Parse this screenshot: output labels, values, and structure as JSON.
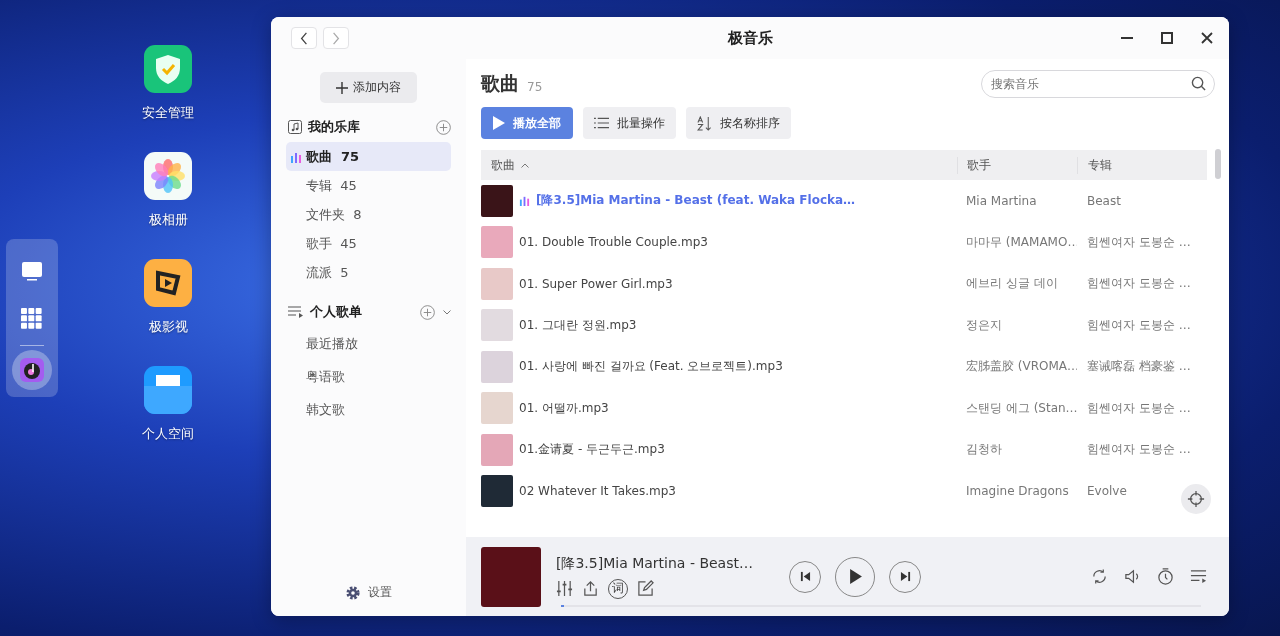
{
  "desktop_icons": [
    {
      "label": "安全管理",
      "kind": "shield"
    },
    {
      "label": "极相册",
      "kind": "photos"
    },
    {
      "label": "极影视",
      "kind": "video"
    },
    {
      "label": "个人空间",
      "kind": "folder"
    }
  ],
  "dock": [
    {
      "kind": "monitor",
      "selected": false
    },
    {
      "kind": "grid",
      "selected": false
    },
    {
      "kind": "music",
      "selected": true
    }
  ],
  "window": {
    "title": "极音乐"
  },
  "sidebar": {
    "add_button": "添加内容",
    "library": {
      "title": "我的乐库",
      "items": [
        {
          "label": "歌曲",
          "count": "75",
          "selected": true
        },
        {
          "label": "专辑",
          "count": "45",
          "selected": false
        },
        {
          "label": "文件夹",
          "count": "8",
          "selected": false
        },
        {
          "label": "歌手",
          "count": "45",
          "selected": false
        },
        {
          "label": "流派",
          "count": "5",
          "selected": false
        }
      ]
    },
    "playlists": {
      "title": "个人歌单",
      "expanded": true,
      "items": [
        {
          "label": "最近播放",
          "selected": false
        },
        {
          "label": "粤语歌",
          "selected": false
        },
        {
          "label": "韩文歌",
          "selected": false
        }
      ]
    },
    "settings": "设置"
  },
  "main": {
    "title": "歌曲",
    "count": "75",
    "search": {
      "placeholder": "搜索音乐"
    },
    "buttons": [
      {
        "label": "播放全部",
        "kind": "play"
      },
      {
        "label": "批量操作",
        "kind": "batch"
      },
      {
        "label": "按名称排序",
        "kind": "sort"
      }
    ],
    "table": {
      "columns": [
        "歌曲",
        "歌手",
        "专辑"
      ],
      "rows": [
        {
          "title": "[降3.5]Mia Martina - Beast (feat. Waka Flocka…",
          "artist": "Mia Martina",
          "album": "Beast",
          "playing": true,
          "color": "#3a1418"
        },
        {
          "title": "01. Double Trouble Couple.mp3",
          "artist": "마마무 (MAMAMO…",
          "album": "힘쎈여자 도봉순 …",
          "playing": false,
          "color": "#e9a9bb"
        },
        {
          "title": "01. Super Power Girl.mp3",
          "artist": "에브리 싱글 데이",
          "album": "힘쎈여자 도봉순 …",
          "playing": false,
          "color": "#e8c9c8"
        },
        {
          "title": "01. 그대란 정원.mp3",
          "artist": "정은지",
          "album": "힘쎈여자 도봉순 …",
          "playing": false,
          "color": "#e2dbe0"
        },
        {
          "title": "01. 사랑에 빠진 걸까요 (Feat. 오브로젝트).mp3",
          "artist": "宏胏盖胶 (VROMA…",
          "album": "塞诫喀磊 档豪鉴 …",
          "playing": false,
          "color": "#dcd3dc"
        },
        {
          "title": "01. 어떨까.mp3",
          "artist": "스탠딩 에그 (Stan…",
          "album": "힘쎈여자 도봉순 …",
          "playing": false,
          "color": "#e6d6cf"
        },
        {
          "title": "01.金请夏 - 두근두근.mp3",
          "artist": "김청하",
          "album": "힘쎈여자 도봉순 …",
          "playing": false,
          "color": "#e4a7b7"
        },
        {
          "title": "02 Whatever It Takes.mp3",
          "artist": "Imagine Dragons",
          "album": "Evolve",
          "playing": false,
          "color": "#1f2a36"
        }
      ]
    }
  },
  "player": {
    "title": "[降3.5]Mia Martina - Beast…",
    "lyrics_label": "词",
    "level": 0.005
  }
}
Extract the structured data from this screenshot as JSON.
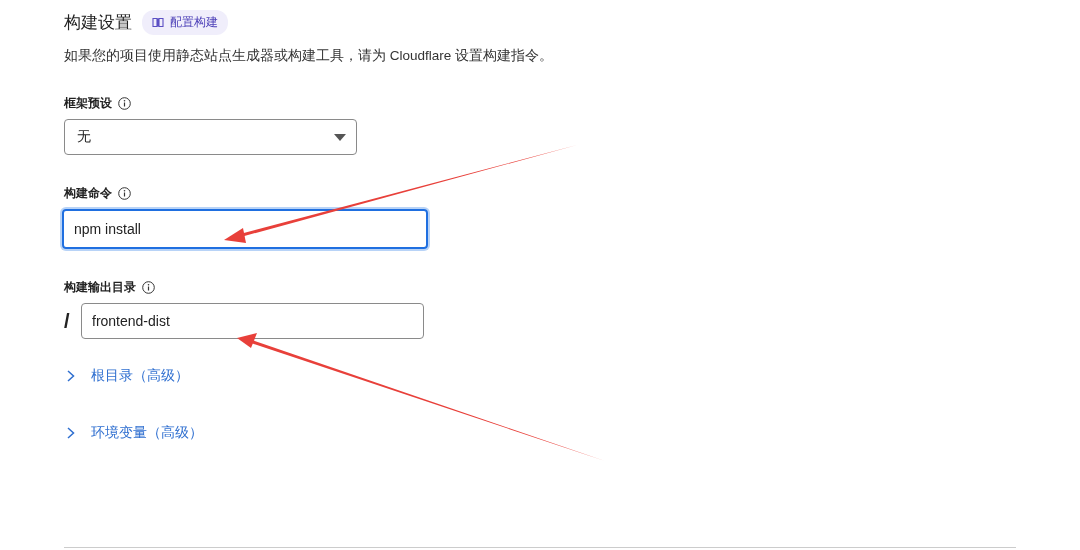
{
  "section": {
    "title": "构建设置",
    "docs_button": "配置构建",
    "description": "如果您的项目使用静态站点生成器或构建工具，请为 Cloudflare 设置构建指令。"
  },
  "fields": [
    {
      "kind": "select",
      "label": "框架预设",
      "value": "无",
      "focused": false
    },
    {
      "kind": "text",
      "label": "构建命令",
      "value": "npm install",
      "focused": true
    },
    {
      "kind": "path",
      "label": "构建输出目录",
      "prefix": "/",
      "value": "frontend-dist",
      "focused": false
    }
  ],
  "expanders": [
    {
      "label": "根目录（高级）",
      "expanded": false
    },
    {
      "label": "环境变量（高级）",
      "expanded": false
    }
  ]
}
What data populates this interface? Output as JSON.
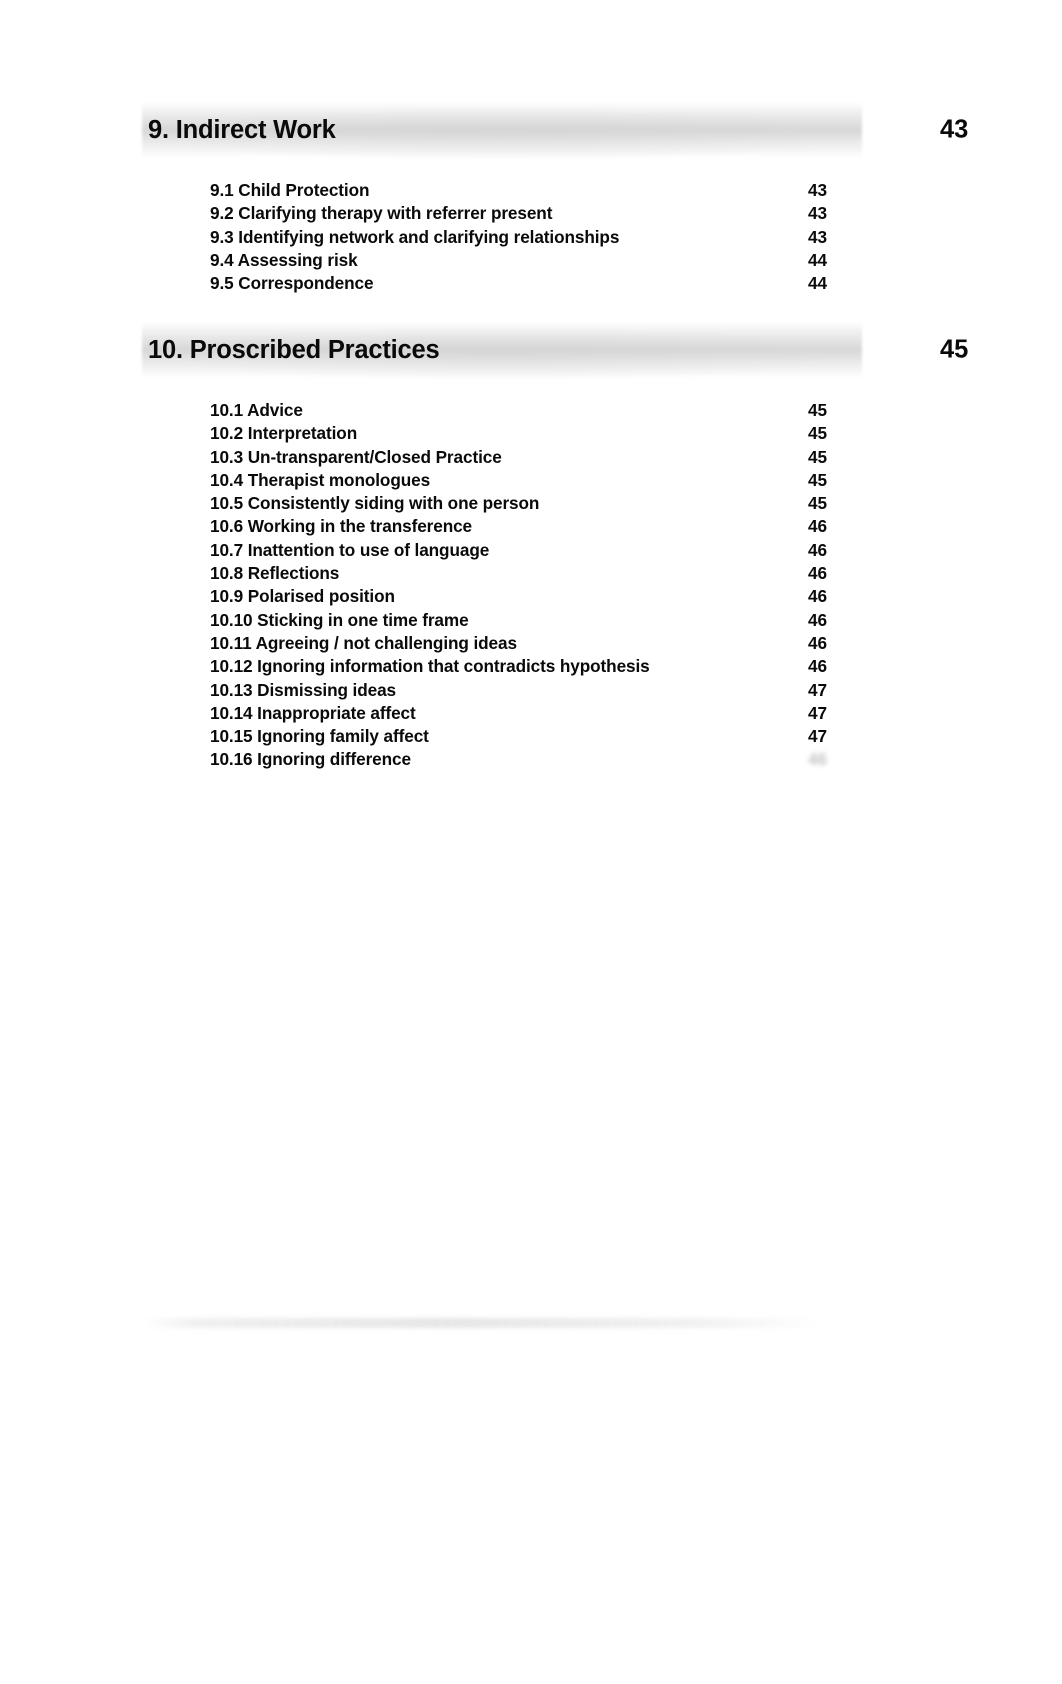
{
  "document": {
    "type": "table-of-contents",
    "page_background": "#ffffff",
    "text_color": "#0a0a0a"
  },
  "sections": [
    {
      "title": "9. Indirect Work",
      "page": "43",
      "items": [
        {
          "label": "9.1 Child Protection",
          "page": "43"
        },
        {
          "label": "9.2 Clarifying therapy with referrer present",
          "page": "43"
        },
        {
          "label": "9.3 Identifying network and clarifying relationships",
          "page": "43"
        },
        {
          "label": "9.4 Assessing risk",
          "page": "44"
        },
        {
          "label": "9.5 Correspondence",
          "page": "44"
        }
      ]
    },
    {
      "title": "10. Proscribed Practices",
      "page": "45",
      "items": [
        {
          "label": "10.1  Advice",
          "page": "45"
        },
        {
          "label": "10.2  Interpretation",
          "page": "45"
        },
        {
          "label": "10.3  Un-transparent/Closed  Practice",
          "page": "45"
        },
        {
          "label": "10.4  Therapist  monologues",
          "page": "45"
        },
        {
          "label": "10.5 Consistently siding  with one person",
          "page": "45"
        },
        {
          "label": "10.6 Working  in  the  transference",
          "page": "46"
        },
        {
          "label": "10.7 Inattention  to  use  of  language",
          "page": "46"
        },
        {
          "label": "10.8  Reflections",
          "page": "46"
        },
        {
          "label": "10.9  Polarised  position",
          "page": "46"
        },
        {
          "label": "10.10  Sticking in one time frame",
          "page": "46"
        },
        {
          "label": "10.11   Agreeing / not challenging ideas",
          "page": "46"
        },
        {
          "label": "10.12  Ignoring information that contradicts hypothesis",
          "page": "46"
        },
        {
          "label": "10.13  Dismissing  ideas",
          "page": "47"
        },
        {
          "label": "10.14  Inappropriate  affect",
          "page": "47"
        },
        {
          "label": "10.15  Ignoring  family  affect",
          "page": "47"
        },
        {
          "label": "10.16  Ignoring  difference",
          "page": "",
          "page_illegible": true
        }
      ]
    }
  ]
}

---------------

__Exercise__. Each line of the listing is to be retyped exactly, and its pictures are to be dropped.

__Written answer__.
Parse this screenshot: output labels, values, and structure as JSON.
{
  "desktop_icons": [
    {
      "label": "安全管理",
      "kind": "shield"
    },
    {
      "label": "极相册",
      "kind": "photos"
    },
    {
      "label": "极影视",
      "kind": "video"
    },
    {
      "label": "个人空间",
      "kind": "folder"
    }
  ],
  "dock": [
    {
      "kind": "monitor",
      "selected": false
    },
    {
      "kind": "grid",
      "selected": false
    },
    {
      "kind": "music",
      "selected": true
    }
  ],
  "window": {
    "title": "极音乐"
  },
  "sidebar": {
    "add_button": "添加内容",
    "library": {
      "title": "我的乐库",
      "items": [
        {
          "label": "歌曲",
          "count": "75",
          "selected": true
        },
        {
          "label": "专辑",
          "count": "45",
          "selected": false
        },
        {
          "label": "文件夹",
          "count": "8",
          "selected": false
        },
        {
          "label": "歌手",
          "count": "45",
          "selected": false
        },
        {
          "label": "流派",
          "count": "5",
          "selected": false
        }
      ]
    },
    "playlists": {
      "title": "个人歌单",
      "expanded": true,
      "items": [
        {
          "label": "最近播放",
          "selected": false
        },
        {
          "label": "粤语歌",
          "selected": false
        },
        {
          "label": "韩文歌",
          "selected": false
        }
      ]
    },
    "settings": "设置"
  },
  "main": {
    "title": "歌曲",
    "count": "75",
    "search": {
      "placeholder": "搜索音乐"
    },
    "buttons": [
      {
        "label": "播放全部",
        "kind": "play"
      },
      {
        "label": "批量操作",
        "kind": "batch"
      },
      {
        "label": "按名称排序",
        "kind": "sort"
      }
    ],
    "table": {
      "columns": [
        "歌曲",
        "歌手",
        "专辑"
      ],
      "rows": [
        {
          "title": "[降3.5]Mia Martina - Beast (feat. Waka Flocka…",
          "artist": "Mia Martina",
          "album": "Beast",
          "playing": true,
          "color": "#3a1418"
        },
        {
          "title": "01. Double Trouble Couple.mp3",
          "artist": "마마무 (MAMAMO…",
          "album": "힘쎈여자 도봉순 …",
          "playing": false,
          "color": "#e9a9bb"
        },
        {
          "title": "01. Super Power Girl.mp3",
          "artist": "에브리 싱글 데이",
          "album": "힘쎈여자 도봉순 …",
          "playing": false,
          "color": "#e8c9c8"
        },
        {
          "title": "01. 그대란 정원.mp3",
          "artist": "정은지",
          "album": "힘쎈여자 도봉순 …",
          "playing": false,
          "color": "#e2dbe0"
        },
        {
          "title": "01. 사랑에 빠진 걸까요 (Feat. 오브로젝트).mp3",
          "artist": "宏胏盖胶 (VROMA…",
          "album": "塞诫喀磊 档豪鉴 …",
          "playing": false,
          "color": "#dcd3dc"
        },
        {
          "title": "01. 어떨까.mp3",
          "artist": "스탠딩 에그 (Stan…",
          "album": "힘쎈여자 도봉순 …",
          "playing": false,
          "color": "#e6d6cf"
        },
        {
          "title": "01.金请夏 - 두근두근.mp3",
          "artist": "김청하",
          "album": "힘쎈여자 도봉순 …",
          "playing": false,
          "color": "#e4a7b7"
        },
        {
          "title": "02 Whatever It Takes.mp3",
          "artist": "Imagine Dragons",
          "album": "Evolve",
          "playing": false,
          "color": "#1f2a36"
        }
      ]
    }
  },
  "player": {
    "title": "[降3.5]Mia Martina - Beast…",
    "lyrics_label": "词",
    "level": 0.005
  }
}
Extract the structured data from this screenshot as JSON.
{
  "section": {
    "title": "构建设置",
    "docs_button": "配置构建",
    "description": "如果您的项目使用静态站点生成器或构建工具，请为 Cloudflare 设置构建指令。"
  },
  "fields": [
    {
      "kind": "select",
      "label": "框架预设",
      "value": "无",
      "focused": false
    },
    {
      "kind": "text",
      "label": "构建命令",
      "value": "npm install",
      "focused": true
    },
    {
      "kind": "path",
      "label": "构建输出目录",
      "prefix": "/",
      "value": "frontend-dist",
      "focused": false
    }
  ],
  "expanders": [
    {
      "label": "根目录（高级）",
      "expanded": false
    },
    {
      "label": "环境变量（高级）",
      "expanded": false
    }
  ]
}
What data populates this interface? Output as JSON.
{
  "document": {
    "type": "table-of-contents",
    "page_background": "#ffffff",
    "text_color": "#0a0a0a"
  },
  "sections": [
    {
      "title": "9. Indirect Work",
      "page": "43",
      "items": [
        {
          "label": "9.1 Child Protection",
          "page": "43"
        },
        {
          "label": "9.2 Clarifying therapy with referrer present",
          "page": "43"
        },
        {
          "label": "9.3 Identifying network and clarifying relationships",
          "page": "43"
        },
        {
          "label": "9.4 Assessing risk",
          "page": "44"
        },
        {
          "label": "9.5 Correspondence",
          "page": "44"
        }
      ]
    },
    {
      "title": "10. Proscribed Practices",
      "page": "45",
      "items": [
        {
          "label": "10.1  Advice",
          "page": "45"
        },
        {
          "label": "10.2  Interpretation",
          "page": "45"
        },
        {
          "label": "10.3  Un-transparent/Closed  Practice",
          "page": "45"
        },
        {
          "label": "10.4  Therapist  monologues",
          "page": "45"
        },
        {
          "label": "10.5 Consistently siding  with one person",
          "page": "45"
        },
        {
          "label": "10.6 Working  in  the  transference",
          "page": "46"
        },
        {
          "label": "10.7 Inattention  to  use  of  language",
          "page": "46"
        },
        {
          "label": "10.8  Reflections",
          "page": "46"
        },
        {
          "label": "10.9  Polarised  position",
          "page": "46"
        },
        {
          "label": "10.10  Sticking in one time frame",
          "page": "46"
        },
        {
          "label": "10.11   Agreeing / not challenging ideas",
          "page": "46"
        },
        {
          "label": "10.12  Ignoring information that contradicts hypothesis",
          "page": "46"
        },
        {
          "label": "10.13  Dismissing  ideas",
          "page": "47"
        },
        {
          "label": "10.14  Inappropriate  affect",
          "page": "47"
        },
        {
          "label": "10.15  Ignoring  family  affect",
          "page": "47"
        },
        {
          "label": "10.16  Ignoring  difference",
          "page": "",
          "page_illegible": true
        }
      ]
    }
  ]
}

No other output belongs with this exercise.